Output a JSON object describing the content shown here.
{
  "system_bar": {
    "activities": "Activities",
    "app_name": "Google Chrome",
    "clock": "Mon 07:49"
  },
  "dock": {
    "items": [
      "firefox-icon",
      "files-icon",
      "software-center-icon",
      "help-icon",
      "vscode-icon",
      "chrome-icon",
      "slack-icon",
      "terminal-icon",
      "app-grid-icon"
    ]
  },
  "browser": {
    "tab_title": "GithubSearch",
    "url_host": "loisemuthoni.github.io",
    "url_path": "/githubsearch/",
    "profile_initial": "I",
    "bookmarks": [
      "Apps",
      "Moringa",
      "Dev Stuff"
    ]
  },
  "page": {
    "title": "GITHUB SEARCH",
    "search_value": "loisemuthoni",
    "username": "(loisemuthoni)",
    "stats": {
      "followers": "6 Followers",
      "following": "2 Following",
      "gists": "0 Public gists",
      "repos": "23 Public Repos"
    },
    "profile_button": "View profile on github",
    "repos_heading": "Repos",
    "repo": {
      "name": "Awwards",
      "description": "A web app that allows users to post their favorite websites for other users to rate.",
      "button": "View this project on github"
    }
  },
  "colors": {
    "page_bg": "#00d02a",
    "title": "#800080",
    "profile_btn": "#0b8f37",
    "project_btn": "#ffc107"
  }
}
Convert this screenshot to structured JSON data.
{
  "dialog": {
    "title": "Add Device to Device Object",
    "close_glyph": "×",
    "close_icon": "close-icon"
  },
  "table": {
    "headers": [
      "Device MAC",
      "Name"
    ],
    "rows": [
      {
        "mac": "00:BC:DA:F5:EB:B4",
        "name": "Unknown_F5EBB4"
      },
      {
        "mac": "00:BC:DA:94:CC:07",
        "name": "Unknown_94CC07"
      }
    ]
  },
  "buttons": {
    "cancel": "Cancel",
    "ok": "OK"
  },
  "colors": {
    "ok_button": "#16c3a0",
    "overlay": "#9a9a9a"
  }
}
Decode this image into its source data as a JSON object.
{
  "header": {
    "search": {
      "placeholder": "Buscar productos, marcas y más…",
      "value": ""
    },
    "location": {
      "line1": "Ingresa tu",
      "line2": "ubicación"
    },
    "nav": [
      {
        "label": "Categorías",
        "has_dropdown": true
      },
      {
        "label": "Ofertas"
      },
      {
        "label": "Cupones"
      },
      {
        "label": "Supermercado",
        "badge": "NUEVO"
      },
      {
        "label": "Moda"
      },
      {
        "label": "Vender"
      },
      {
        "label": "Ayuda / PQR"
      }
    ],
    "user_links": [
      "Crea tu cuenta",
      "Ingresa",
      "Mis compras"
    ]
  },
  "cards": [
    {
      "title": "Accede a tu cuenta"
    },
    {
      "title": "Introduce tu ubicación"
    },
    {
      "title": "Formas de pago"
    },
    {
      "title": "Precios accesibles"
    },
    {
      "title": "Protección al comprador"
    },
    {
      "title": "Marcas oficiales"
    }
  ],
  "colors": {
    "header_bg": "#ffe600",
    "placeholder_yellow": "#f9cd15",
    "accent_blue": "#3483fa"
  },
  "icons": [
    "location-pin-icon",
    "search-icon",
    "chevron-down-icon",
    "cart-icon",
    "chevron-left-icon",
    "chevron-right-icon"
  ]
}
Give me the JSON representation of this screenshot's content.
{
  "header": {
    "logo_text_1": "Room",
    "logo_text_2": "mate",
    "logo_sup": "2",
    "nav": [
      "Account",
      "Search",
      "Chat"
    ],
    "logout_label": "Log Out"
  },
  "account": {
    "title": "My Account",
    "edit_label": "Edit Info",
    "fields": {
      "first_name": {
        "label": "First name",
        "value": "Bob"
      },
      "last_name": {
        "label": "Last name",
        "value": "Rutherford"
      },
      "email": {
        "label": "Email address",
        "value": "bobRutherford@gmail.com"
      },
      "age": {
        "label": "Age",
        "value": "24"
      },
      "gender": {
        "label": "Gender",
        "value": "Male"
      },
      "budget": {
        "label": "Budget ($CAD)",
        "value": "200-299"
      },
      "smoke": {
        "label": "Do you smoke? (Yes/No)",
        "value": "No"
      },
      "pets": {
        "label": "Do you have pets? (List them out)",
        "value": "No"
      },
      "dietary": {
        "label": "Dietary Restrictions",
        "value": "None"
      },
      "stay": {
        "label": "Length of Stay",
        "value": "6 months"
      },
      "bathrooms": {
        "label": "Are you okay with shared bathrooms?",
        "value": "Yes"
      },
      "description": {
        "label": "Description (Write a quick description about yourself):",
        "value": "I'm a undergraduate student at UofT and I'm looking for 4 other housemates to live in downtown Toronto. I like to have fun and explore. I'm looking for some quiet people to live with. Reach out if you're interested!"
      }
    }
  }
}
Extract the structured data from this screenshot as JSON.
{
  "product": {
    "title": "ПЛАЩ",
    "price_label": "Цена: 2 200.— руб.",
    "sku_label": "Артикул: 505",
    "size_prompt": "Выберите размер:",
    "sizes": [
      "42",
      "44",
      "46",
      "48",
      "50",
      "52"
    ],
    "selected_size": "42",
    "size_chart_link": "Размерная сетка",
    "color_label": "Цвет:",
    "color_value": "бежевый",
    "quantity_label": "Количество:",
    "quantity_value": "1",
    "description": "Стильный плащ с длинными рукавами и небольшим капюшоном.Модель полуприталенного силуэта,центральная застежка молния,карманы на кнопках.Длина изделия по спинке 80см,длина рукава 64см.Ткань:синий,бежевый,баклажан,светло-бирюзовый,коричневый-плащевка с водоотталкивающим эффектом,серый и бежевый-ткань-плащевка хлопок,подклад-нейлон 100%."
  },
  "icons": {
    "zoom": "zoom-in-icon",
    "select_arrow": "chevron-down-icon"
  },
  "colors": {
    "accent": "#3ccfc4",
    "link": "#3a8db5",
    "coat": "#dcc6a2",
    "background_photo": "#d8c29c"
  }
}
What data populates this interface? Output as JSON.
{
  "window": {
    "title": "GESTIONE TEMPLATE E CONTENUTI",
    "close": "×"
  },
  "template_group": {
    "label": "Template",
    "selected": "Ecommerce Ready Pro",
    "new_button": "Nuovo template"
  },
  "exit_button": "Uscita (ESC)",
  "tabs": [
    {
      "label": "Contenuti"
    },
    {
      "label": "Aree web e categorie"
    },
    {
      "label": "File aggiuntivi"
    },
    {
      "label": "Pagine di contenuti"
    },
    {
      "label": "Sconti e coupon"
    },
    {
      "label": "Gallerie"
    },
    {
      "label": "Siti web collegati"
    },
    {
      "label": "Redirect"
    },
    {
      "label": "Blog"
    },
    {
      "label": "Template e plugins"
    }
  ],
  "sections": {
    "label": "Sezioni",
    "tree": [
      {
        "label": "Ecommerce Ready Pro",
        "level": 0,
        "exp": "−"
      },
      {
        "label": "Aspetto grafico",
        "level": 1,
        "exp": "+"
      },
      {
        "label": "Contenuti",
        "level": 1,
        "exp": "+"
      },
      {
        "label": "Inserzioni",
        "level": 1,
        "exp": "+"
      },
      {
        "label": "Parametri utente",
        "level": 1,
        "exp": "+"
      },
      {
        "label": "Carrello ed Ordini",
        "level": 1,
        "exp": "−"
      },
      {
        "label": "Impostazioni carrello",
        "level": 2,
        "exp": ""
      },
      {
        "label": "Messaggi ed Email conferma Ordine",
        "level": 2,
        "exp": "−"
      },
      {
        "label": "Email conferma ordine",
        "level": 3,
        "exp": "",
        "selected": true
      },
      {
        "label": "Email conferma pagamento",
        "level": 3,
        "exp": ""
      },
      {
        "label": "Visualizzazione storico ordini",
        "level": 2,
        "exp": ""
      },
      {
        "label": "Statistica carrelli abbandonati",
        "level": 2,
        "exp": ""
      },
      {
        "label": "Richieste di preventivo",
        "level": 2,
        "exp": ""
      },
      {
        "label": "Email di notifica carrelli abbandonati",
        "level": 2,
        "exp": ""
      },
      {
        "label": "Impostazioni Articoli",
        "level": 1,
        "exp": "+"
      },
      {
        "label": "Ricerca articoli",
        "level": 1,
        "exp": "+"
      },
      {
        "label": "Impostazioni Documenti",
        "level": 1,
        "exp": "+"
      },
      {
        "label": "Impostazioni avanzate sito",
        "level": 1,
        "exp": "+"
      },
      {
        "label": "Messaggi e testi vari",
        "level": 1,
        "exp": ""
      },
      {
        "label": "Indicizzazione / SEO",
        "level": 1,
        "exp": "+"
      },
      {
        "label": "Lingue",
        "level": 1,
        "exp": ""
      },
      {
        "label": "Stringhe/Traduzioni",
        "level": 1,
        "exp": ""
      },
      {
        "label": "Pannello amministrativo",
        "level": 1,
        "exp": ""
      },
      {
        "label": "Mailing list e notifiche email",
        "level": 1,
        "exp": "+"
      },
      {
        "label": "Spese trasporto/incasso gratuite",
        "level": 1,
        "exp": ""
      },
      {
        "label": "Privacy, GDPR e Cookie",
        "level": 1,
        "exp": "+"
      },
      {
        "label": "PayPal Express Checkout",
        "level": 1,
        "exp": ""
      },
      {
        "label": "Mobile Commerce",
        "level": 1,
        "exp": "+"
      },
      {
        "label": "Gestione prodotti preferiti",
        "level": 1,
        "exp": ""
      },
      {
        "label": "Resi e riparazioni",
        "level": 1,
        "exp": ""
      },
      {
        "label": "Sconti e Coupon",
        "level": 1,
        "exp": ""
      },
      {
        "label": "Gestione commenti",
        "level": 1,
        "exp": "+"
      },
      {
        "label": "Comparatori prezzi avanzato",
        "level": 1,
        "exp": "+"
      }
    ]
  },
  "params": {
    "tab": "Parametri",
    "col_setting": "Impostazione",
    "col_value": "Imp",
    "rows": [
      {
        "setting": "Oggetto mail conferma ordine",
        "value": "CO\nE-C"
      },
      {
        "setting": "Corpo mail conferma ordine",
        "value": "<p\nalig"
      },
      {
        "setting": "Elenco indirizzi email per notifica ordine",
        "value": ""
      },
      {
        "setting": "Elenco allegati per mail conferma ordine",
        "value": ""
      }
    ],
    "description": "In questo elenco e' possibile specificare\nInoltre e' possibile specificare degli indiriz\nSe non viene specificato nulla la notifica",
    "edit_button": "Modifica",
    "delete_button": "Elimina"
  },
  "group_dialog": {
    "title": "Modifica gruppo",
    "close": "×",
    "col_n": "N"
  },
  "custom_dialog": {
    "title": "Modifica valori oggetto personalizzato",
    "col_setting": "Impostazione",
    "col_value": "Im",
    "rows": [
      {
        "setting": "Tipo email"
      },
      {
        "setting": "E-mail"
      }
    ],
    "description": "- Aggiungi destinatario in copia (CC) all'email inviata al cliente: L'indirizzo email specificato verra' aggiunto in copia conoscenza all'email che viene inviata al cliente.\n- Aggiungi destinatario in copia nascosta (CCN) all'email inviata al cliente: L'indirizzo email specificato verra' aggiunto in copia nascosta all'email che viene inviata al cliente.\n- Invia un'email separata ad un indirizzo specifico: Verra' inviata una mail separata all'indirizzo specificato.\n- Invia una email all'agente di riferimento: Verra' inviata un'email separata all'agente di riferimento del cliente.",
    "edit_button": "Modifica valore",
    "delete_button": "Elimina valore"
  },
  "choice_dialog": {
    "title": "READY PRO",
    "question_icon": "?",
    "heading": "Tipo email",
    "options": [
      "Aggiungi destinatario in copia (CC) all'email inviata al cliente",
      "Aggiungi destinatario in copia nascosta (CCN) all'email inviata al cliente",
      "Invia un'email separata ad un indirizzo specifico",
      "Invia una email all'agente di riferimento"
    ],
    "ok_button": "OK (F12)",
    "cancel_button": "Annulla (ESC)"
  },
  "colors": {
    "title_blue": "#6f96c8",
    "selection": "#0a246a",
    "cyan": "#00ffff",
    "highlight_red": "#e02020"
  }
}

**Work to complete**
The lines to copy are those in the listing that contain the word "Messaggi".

**Solution to the exercise**
        "label": "Messaggi ed Email conferma Ordine",
        "label": "Messaggi e testi vari",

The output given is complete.